What is required: Provide the number of lines in the records that hold the string "open", without any other words.

━━━━━━━━━━━━━━━━

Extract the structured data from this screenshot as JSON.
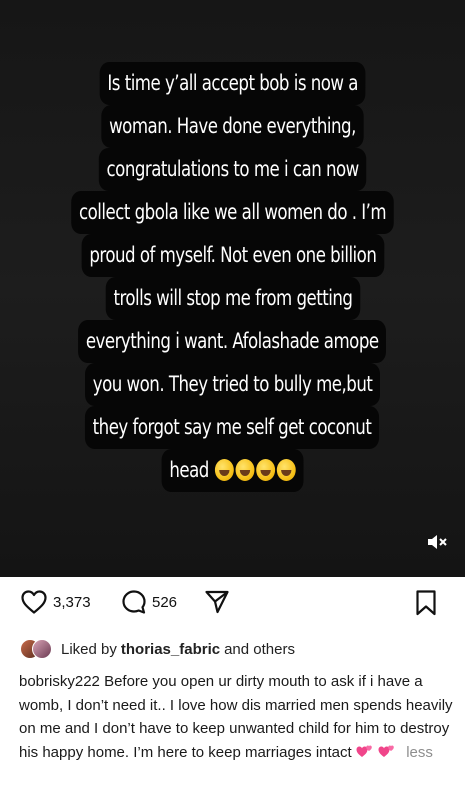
{
  "story": {
    "lines": [
      "Is time y’all accept bob is now a",
      "woman. Have done everything,",
      "congratulations to me i can now",
      "collect gbola like we all women do . I’m",
      "proud of myself. Not even one billion",
      "trolls will stop me from getting",
      "everything i want. Afolashade amope",
      "you won. They tried to bully me,but",
      "they forgot say me self get coconut",
      "head"
    ],
    "emoji_name": "rolling-on-floor-laughing-emoji",
    "emoji_count": 4,
    "mute_icon": "speaker-muted-icon"
  },
  "actions": {
    "likes": "3,373",
    "comments": "526",
    "like_icon": "heart-outline-icon",
    "comment_icon": "comment-bubble-icon",
    "share_icon": "send-paper-plane-icon",
    "save_icon": "bookmark-icon"
  },
  "liked_by": {
    "prefix": "Liked by",
    "name": "thorias_fabric",
    "suffix": "and others"
  },
  "caption": {
    "username": "bobrisky222",
    "text": "Before you open ur dirty mouth to ask if i have a womb, I don’t need it.. I love how dis married men spends heavily on me and I don’t have to keep unwanted child for him to destroy his happy home. I’m here to keep marriages intact",
    "emoji_name": "two-hearts-emoji",
    "more_label": "less"
  },
  "colors": {
    "media_bg": "#1a1a1a",
    "text_bg": "#060606",
    "heart_pink": "#f0458a",
    "muted_gray": "#8e8e8e"
  }
}
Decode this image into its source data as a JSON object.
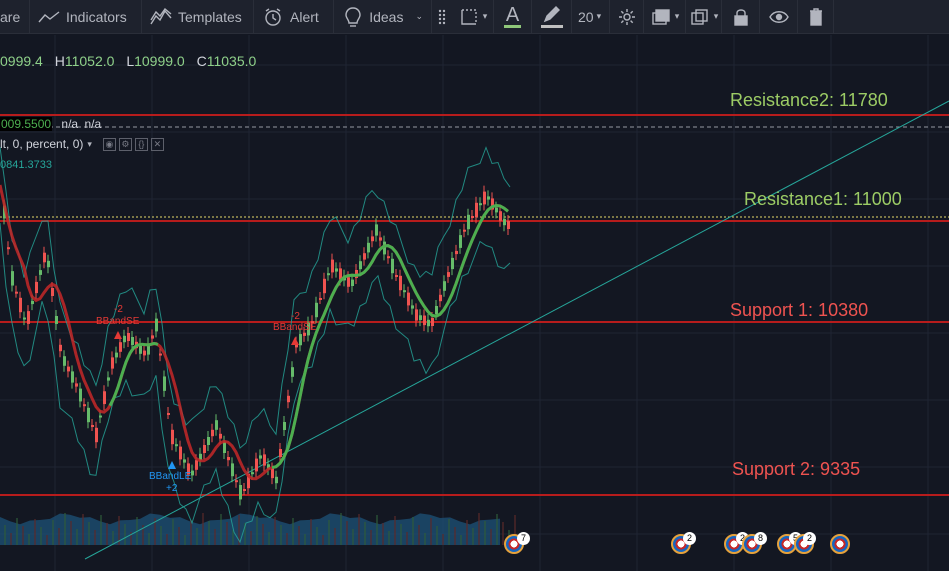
{
  "toolbar": {
    "compare_label": "are",
    "indicators_label": "Indicators",
    "templates_label": "Templates",
    "alert_label": "Alert",
    "ideas_label": "Ideas",
    "font_letter": "A",
    "font_size": "20",
    "icons": [
      "indicators-icon",
      "templates-icon",
      "alert-icon",
      "ideas-icon",
      "drag-handle-icon",
      "selection-frame-icon",
      "text-color-icon",
      "pencil-icon",
      "settings-gear-icon",
      "fill-icon",
      "clone-icon",
      "lock-icon",
      "eye-icon",
      "trash-icon"
    ]
  },
  "legend": {
    "o_value": "0999.4",
    "h_key": "H",
    "h_value": "11052.0",
    "l_key": "L",
    "l_value": "10999.0",
    "c_key": "C",
    "c_value": "11035.0",
    "ind1_value": "009.5500",
    "ind1_na1": "n/a",
    "ind1_na2": "n/a",
    "ind2_text": "lt, 0, percent, 0)",
    "ind3_value": "0841.3733"
  },
  "levels": {
    "resistance2": "Resistance2: 11780",
    "resistance1": "Resistance1: 11000",
    "support1": "Support 1: 10380",
    "support2": "Support 2: 9335"
  },
  "bb_labels": {
    "sell_count_1": "-2",
    "sell_label_1": "BBandSE",
    "sell_count_2": "-2",
    "sell_label_2": "BBandSE",
    "buy_label": "BBandLE",
    "buy_count": "+2"
  },
  "events": {
    "badges": [
      "7",
      "2",
      "2",
      "8",
      "5",
      "2"
    ]
  },
  "colors": {
    "background": "#131722",
    "resistance_line": "#b71c1c",
    "up_candle": "#66bb6a",
    "down_candle": "#ef5350",
    "ma_green": "#4caf50",
    "ma_red": "#c62828",
    "band": "#26a69a"
  }
}
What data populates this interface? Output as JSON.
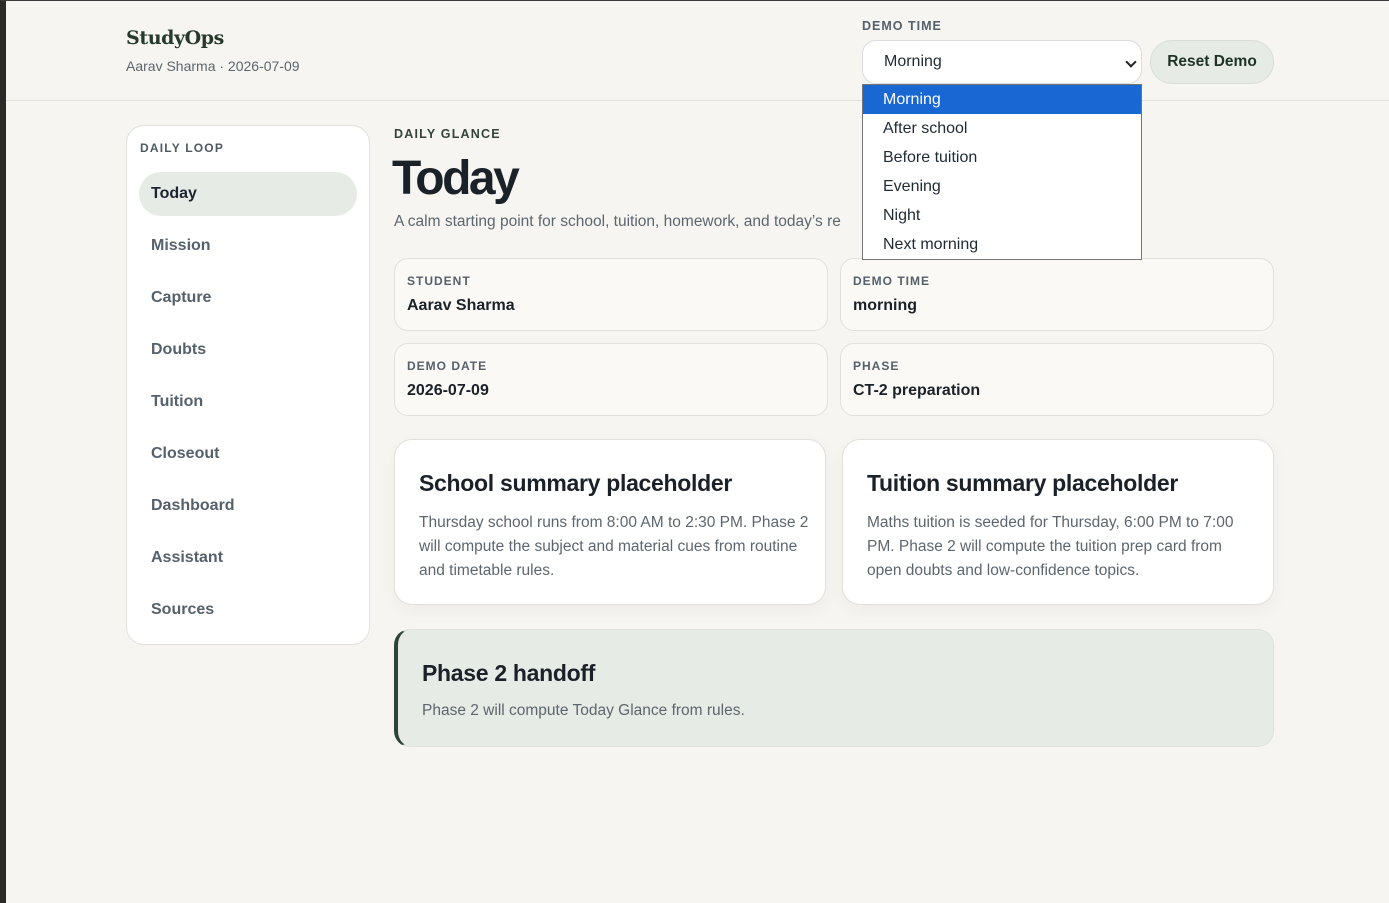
{
  "header": {
    "brand": "StudyOps",
    "subtitle": "Aarav Sharma · 2026-07-09",
    "demo_time_label": "DEMO TIME",
    "selected_time": "Morning",
    "reset_label": "Reset Demo"
  },
  "dropdown": {
    "options": [
      "Morning",
      "After school",
      "Before tuition",
      "Evening",
      "Night",
      "Next morning"
    ],
    "highlighted": "Morning"
  },
  "sidebar": {
    "heading": "DAILY LOOP",
    "items": [
      {
        "label": "Today",
        "active": true
      },
      {
        "label": "Mission"
      },
      {
        "label": "Capture"
      },
      {
        "label": "Doubts"
      },
      {
        "label": "Tuition"
      },
      {
        "label": "Closeout"
      },
      {
        "label": "Dashboard"
      },
      {
        "label": "Assistant"
      },
      {
        "label": "Sources"
      }
    ]
  },
  "main": {
    "eyebrow": "DAILY GLANCE",
    "title": "Today",
    "subtitle": "A calm starting point for school, tuition, homework, and today’s re",
    "info": [
      {
        "label": "STUDENT",
        "value": "Aarav Sharma"
      },
      {
        "label": "DEMO TIME",
        "value": "morning"
      },
      {
        "label": "DEMO DATE",
        "value": "2026-07-09"
      },
      {
        "label": "PHASE",
        "value": "CT-2 preparation"
      }
    ],
    "summaries": [
      {
        "title": "School summary placeholder",
        "body": "Thursday school runs from 8:00 AM to 2:30 PM. Phase 2 will compute the subject and material cues from routine and timetable rules."
      },
      {
        "title": "Tuition summary placeholder",
        "body": "Maths tuition is seeded for Thursday, 6:00 PM to 7:00 PM. Phase 2 will compute the tuition prep card from open doubts and low-confidence topics."
      }
    ],
    "handoff": {
      "title": "Phase 2 handoff",
      "body": "Phase 2 will compute Today Glance from rules."
    }
  },
  "colors": {
    "background": "#f6f5f1",
    "accent_green": "#2e4436",
    "active_nav": "#e6ebe6",
    "dropdown_highlight": "#1967d2"
  }
}
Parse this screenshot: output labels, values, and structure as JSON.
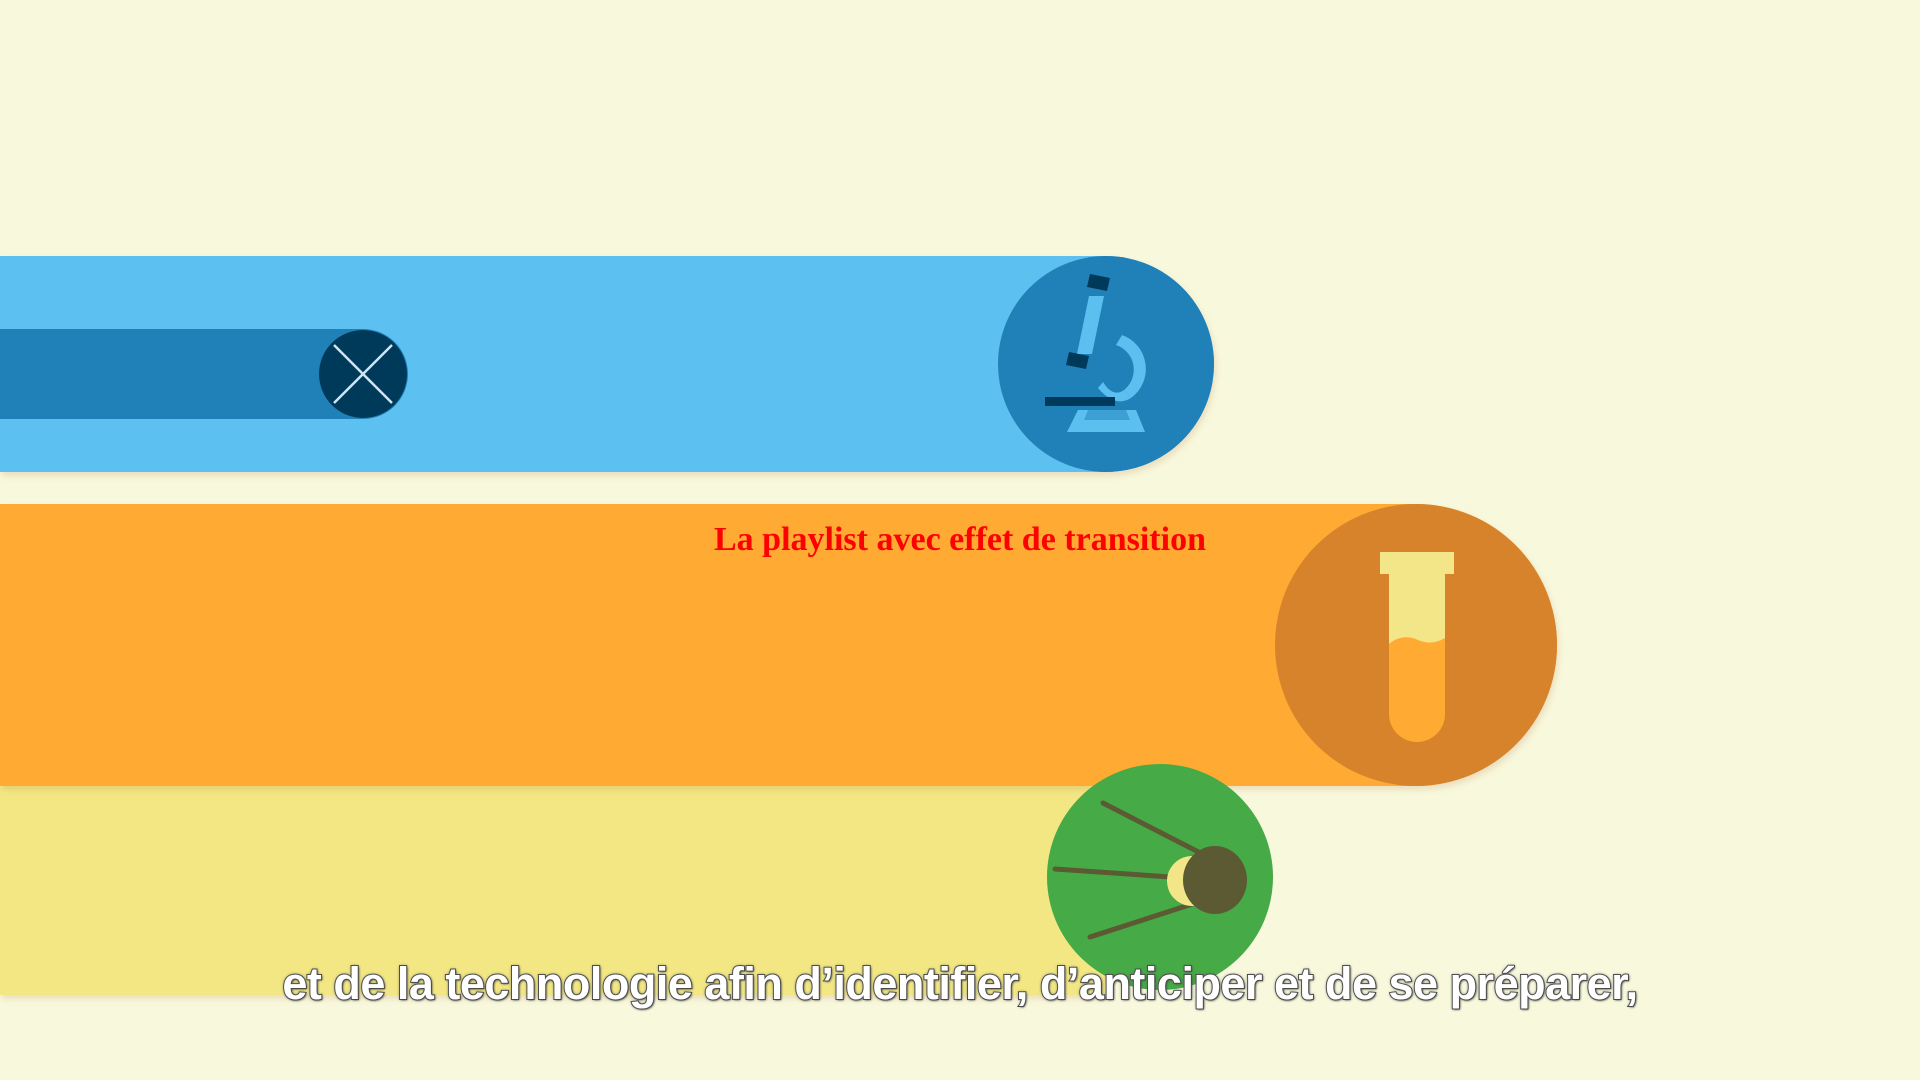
{
  "overlay": {
    "title": "La playlist avec effet de transition",
    "title_color": "#ff0000"
  },
  "subtitle": {
    "text": "et de la technologie afin d’identifier, d’anticiper et de se préparer,"
  },
  "colors": {
    "background": "#f8f8dc",
    "blue_band": "#5bc0f0",
    "blue_dark": "#2080b8",
    "navy": "#003a5a",
    "orange_band": "#ffaa33",
    "orange_dark": "#d6832b",
    "yellow_band": "#f2e783",
    "pale_yellow": "#f3e688",
    "green": "#46aa46",
    "olive": "#5b5a33"
  },
  "icons": {
    "band1": "microscope-icon",
    "band2": "test-tube-icon",
    "band3": "satellite-icon",
    "inner_bar": "close-circle-icon"
  }
}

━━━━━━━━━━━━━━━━

Response to the task: 2